AVAILABLE DATA »
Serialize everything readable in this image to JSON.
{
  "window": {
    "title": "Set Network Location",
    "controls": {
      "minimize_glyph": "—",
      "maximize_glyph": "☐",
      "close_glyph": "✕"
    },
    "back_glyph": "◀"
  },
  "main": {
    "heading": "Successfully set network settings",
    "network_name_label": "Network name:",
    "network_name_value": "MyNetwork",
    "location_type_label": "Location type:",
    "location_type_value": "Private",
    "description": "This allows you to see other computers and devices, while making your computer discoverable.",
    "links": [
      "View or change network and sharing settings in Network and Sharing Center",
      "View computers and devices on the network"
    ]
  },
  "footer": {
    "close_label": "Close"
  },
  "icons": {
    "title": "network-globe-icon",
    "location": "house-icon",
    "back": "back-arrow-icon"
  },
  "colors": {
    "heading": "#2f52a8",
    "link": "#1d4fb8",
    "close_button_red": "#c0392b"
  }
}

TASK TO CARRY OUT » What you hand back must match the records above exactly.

WRITTEN SOLUTION »
Serialize everything readable in this image to JSON.
{
  "window": {
    "title": "Set Network Location",
    "controls": {
      "minimize_glyph": "—",
      "maximize_glyph": "☐",
      "close_glyph": "✕"
    },
    "back_glyph": "◀"
  },
  "main": {
    "heading": "Successfully set network settings",
    "network_name_label": "Network name:",
    "network_name_value": "MyNetwork",
    "location_type_label": "Location type:",
    "location_type_value": "Private",
    "description": "This allows you to see other computers and devices, while making your computer discoverable.",
    "links": [
      "View or change network and sharing settings in Network and Sharing Center",
      "View computers and devices on the network"
    ]
  },
  "footer": {
    "close_label": "Close"
  },
  "icons": {
    "title": "network-globe-icon",
    "location": "house-icon",
    "back": "back-arrow-icon"
  },
  "colors": {
    "heading": "#2f52a8",
    "link": "#1d4fb8",
    "close_button_red": "#c0392b"
  }
}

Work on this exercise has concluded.